You’ve got some pretty high profile patients like Wes Welker, Rob Ninkovich and Tom Curran. Why have you been successful in working with these big names?
Those guys all came to me directly and they’re really wonderful people. I told Wes that we could meet at night or could come in the back door but he said, “no, no.” He sat in the waiting room and filled out the paperwork. Rob didn’t have surgery; he’s doing Rogaine, Propecia, and the Capillus 272 PRO, but he also is very open about trying to help people understand that this isn’t a big deal and people are listening. In fact, a patient recently told me that he decided to come to me having known that these players could go to anyone in the world for help, and they chose me. That spoke volumes to him.
How does someone know they are ready for your services?

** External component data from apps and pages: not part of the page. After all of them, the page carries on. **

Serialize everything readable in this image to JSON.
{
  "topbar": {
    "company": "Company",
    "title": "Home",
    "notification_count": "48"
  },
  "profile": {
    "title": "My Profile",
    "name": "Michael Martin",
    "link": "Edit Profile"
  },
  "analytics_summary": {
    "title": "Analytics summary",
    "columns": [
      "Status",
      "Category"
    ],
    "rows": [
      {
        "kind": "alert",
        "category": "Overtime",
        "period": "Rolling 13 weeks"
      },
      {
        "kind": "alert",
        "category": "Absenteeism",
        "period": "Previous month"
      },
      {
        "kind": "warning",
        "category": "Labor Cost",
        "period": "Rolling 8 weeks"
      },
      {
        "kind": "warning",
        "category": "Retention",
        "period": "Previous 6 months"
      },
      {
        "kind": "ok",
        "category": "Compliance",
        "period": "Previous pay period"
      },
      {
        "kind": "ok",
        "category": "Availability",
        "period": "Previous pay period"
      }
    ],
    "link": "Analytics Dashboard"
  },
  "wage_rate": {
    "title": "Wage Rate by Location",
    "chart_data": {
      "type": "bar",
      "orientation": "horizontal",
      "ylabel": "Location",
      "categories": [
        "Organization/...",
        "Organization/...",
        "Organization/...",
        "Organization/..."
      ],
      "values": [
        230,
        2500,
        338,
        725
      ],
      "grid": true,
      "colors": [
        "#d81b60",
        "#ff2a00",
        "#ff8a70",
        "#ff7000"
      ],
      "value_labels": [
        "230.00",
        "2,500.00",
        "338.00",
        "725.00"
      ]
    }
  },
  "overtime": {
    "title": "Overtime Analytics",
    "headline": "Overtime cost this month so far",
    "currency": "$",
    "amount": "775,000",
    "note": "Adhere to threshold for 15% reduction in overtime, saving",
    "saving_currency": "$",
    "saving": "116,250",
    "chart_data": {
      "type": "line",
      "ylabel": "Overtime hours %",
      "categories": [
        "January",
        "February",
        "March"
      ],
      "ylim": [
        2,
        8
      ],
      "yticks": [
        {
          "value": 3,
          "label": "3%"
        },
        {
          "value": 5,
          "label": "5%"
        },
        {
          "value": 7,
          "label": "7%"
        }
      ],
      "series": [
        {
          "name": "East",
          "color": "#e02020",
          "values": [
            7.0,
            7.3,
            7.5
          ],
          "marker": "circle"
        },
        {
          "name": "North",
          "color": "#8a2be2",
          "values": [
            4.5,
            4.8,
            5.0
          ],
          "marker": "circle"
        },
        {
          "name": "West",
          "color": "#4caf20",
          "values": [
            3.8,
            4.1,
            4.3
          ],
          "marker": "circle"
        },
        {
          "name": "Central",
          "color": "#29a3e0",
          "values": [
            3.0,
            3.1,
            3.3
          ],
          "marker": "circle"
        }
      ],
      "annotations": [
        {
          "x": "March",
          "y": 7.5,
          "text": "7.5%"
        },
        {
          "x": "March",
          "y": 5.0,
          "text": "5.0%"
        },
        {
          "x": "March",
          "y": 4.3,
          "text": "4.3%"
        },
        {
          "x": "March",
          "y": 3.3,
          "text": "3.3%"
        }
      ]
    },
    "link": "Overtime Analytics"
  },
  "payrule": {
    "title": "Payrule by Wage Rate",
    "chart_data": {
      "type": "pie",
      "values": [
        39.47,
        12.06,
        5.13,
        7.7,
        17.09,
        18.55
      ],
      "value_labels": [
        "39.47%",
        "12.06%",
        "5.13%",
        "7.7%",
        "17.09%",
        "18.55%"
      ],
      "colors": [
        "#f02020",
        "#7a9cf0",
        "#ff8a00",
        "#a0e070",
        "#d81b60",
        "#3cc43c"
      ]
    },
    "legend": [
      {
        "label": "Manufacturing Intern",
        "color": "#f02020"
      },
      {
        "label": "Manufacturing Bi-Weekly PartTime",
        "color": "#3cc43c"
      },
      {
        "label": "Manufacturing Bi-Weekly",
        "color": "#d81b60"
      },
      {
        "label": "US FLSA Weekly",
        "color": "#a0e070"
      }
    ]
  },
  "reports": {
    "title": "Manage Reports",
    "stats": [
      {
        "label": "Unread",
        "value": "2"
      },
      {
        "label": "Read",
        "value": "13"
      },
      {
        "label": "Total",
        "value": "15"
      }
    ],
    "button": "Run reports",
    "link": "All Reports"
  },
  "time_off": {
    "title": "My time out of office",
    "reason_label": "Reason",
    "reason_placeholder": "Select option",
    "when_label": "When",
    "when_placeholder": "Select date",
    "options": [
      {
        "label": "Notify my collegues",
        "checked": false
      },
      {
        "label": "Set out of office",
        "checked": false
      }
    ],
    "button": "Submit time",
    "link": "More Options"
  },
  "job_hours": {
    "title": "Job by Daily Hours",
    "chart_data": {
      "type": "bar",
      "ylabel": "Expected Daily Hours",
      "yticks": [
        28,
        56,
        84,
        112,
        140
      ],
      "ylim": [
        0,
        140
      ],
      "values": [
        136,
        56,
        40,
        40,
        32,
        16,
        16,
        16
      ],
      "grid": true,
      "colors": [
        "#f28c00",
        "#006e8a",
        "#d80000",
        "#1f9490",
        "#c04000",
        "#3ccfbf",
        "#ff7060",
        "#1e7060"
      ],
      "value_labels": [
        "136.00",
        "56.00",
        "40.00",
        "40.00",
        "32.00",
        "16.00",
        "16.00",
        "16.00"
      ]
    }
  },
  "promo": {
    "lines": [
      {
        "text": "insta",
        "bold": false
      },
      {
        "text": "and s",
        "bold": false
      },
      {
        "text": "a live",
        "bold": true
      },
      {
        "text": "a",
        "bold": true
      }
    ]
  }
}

When the hair loss bothers them, that’s when they should come in. It’s easier to keep the hair than to restore it. If hair loss bothers somebody, it’s worthwhile to get honest and realistic information from us and then they can make a decision as to what’s best for them.
Can you look at someone’s scalp and accurately predict how they will lose their hair or how much time they have left?
I tell people only God above can determine the future. I don’t have a crystal ball; however with my experience, I can have a good idea what probably happen. What I can promise you is that if you don’t treat your hair loss today, then you will have less hair next year. We don’t promise a lot in medicine, but I can promise people that. That’s why I’m very high on prevention.
How long does the prevention process take?
It takes about four months to have anything affect the hair follicle, so that’s the ramp up time. We tell non-surgical patients that it takes about four months to see less hair on the brush, in the drain, or on the books when they’re studying.
Do you think hair loss prevention and restoration is more accepted socially now then when you first started?
Absolutely, but it’s still not where I think it should be. I had a patient today who had surgery in the summer of 2014. He also used the Capillus272 PRO laser therapy device for further prevention and it has been a dramatic difference. So I asked him if would you mind writing a testimonial and he said, “Doc, I’ll come on TV with you!” That’s the rare patient, but this guy is now a handsome and confident young man. It’s not that he wasn’t before, but he was kind of down because he had a lot of hair loss…and now he’s going to be our next guy on TV. He’s a regular guy. I want more of those patients who are open about it.
What types of technologies are now allowing you to be more effective?
The next thing that is going to come out is cloning for surgery patients, which is something people have been talking about since I started in this field in 1986. This is where we will take just a few follicles from the scalp and they will be able replicate an unlimited supply. I think we are going to see something like this over the next ten years.
Do you have any advice for aspiring hair Doctors?
The problem of getting into hair transplant surgery now is that there are no residencies programs in this field. Doctors from a variety of fields come to this industry. It is helpful to find a doctor to train you, which is what I have done with Dr. Lopresti and what Dr. Chambers did for me. There are also fellowships that you can find, but most doctors learn from someone who’s already doing it.